**Problem:**
What you return must be exactly the lines from the one containing "What's the underlying" through the close of the listing, both included.

**Supplied records:**
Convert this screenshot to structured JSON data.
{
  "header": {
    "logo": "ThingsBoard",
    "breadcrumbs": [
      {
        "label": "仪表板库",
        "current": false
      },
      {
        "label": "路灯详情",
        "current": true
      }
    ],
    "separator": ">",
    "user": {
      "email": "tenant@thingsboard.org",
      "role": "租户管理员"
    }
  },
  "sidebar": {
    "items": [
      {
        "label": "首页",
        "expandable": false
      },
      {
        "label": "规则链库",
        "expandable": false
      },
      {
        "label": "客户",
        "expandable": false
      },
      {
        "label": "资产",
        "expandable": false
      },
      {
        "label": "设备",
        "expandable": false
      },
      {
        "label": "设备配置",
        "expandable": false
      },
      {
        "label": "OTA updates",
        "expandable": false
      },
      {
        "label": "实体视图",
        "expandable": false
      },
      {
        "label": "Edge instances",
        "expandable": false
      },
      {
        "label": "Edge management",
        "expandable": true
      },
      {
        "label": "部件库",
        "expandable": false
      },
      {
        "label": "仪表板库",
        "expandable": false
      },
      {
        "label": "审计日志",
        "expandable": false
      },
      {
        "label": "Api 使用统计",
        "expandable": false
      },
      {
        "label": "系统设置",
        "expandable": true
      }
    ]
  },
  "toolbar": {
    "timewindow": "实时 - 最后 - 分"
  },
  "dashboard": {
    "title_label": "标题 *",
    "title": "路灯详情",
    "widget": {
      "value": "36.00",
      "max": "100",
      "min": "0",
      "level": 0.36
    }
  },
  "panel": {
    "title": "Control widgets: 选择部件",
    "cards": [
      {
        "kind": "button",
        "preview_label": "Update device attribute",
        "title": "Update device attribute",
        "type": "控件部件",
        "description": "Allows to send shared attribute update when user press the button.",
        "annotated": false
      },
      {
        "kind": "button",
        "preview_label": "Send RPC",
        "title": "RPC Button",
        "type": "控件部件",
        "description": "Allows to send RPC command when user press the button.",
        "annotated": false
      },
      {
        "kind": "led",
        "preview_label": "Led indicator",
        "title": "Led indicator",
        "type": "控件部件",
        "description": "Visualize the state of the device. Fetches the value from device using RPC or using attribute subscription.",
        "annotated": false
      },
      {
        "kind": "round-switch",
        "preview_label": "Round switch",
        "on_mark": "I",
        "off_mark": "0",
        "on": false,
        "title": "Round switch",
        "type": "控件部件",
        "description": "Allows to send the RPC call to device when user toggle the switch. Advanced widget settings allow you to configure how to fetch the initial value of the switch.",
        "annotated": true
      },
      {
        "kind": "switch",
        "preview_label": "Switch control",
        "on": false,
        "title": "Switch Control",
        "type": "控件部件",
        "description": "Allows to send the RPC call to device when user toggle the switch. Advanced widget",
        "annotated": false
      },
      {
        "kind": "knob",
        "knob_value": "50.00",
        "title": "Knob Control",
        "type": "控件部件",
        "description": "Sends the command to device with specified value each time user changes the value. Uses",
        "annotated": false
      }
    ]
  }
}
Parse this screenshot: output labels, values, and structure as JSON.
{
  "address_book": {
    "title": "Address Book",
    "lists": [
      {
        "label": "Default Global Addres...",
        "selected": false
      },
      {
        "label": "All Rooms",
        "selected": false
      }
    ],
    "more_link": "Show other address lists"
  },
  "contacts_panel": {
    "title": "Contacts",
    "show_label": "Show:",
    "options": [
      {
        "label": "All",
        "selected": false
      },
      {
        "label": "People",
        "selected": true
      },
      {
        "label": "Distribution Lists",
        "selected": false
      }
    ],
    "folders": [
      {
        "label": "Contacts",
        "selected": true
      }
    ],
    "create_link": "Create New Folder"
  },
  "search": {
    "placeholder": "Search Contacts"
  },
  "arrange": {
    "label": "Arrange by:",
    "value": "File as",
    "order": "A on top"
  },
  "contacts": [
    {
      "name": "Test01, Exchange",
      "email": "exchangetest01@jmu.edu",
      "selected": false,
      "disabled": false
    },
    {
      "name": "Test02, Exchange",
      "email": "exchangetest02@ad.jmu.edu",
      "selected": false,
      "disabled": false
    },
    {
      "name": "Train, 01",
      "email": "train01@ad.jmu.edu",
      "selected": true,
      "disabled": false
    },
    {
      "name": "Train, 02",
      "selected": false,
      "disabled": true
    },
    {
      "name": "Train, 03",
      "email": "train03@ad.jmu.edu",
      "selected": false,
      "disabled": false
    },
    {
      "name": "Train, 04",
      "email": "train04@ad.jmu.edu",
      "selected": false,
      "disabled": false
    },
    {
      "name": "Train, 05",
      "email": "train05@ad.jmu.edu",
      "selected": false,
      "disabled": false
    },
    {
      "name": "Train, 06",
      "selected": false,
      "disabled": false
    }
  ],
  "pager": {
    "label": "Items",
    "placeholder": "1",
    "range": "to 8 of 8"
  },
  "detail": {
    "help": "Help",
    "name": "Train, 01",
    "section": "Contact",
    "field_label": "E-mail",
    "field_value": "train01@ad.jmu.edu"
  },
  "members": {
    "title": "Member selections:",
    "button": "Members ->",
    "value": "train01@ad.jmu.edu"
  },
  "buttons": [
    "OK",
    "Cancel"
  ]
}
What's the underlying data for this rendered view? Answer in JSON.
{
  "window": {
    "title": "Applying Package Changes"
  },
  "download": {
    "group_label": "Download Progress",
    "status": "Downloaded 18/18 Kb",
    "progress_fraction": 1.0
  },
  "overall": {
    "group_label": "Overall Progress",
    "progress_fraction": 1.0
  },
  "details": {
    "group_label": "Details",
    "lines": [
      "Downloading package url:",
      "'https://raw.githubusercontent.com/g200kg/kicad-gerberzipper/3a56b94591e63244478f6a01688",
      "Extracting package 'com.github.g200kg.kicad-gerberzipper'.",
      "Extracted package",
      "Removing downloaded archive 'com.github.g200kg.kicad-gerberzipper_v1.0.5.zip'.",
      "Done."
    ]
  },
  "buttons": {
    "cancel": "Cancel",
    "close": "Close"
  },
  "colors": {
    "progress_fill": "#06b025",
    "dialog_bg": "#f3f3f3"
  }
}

**Answer to this exercise:**
What's the underlying data for this rendered view? Answer in JSON.
{
  "window": {
    "title": "Applying Package Changes"
  },
  "download": {
    "group_label": "Download Progress",
    "status": "Downloaded 18/18 Kb",
    "progress_fraction": 1.0
  },
  "overall": {
    "group_label": "Overall Progress",
    "progress_fraction": 1.0
  },
  "details": {
    "group_label": "Details",
    "lines": [
      "Downloading package url:",
      "'https://raw.githubusercontent.com/g200kg/kicad-gerberzipper/3a56b94591e63244478f6a01688",
      "Extracting package 'com.github.g200kg.kicad-gerberzipper'.",
      "Extracted package",
      "Removing downloaded archive 'com.github.g200kg.kicad-gerberzipper_v1.0.5.zip'.",
      "Done."
    ]
  },
  "buttons": {
    "cancel": "Cancel",
    "close": "Close"
  },
  "colors": {
    "progress_fill": "#06b025",
    "dialog_bg": "#f3f3f3"
  }
}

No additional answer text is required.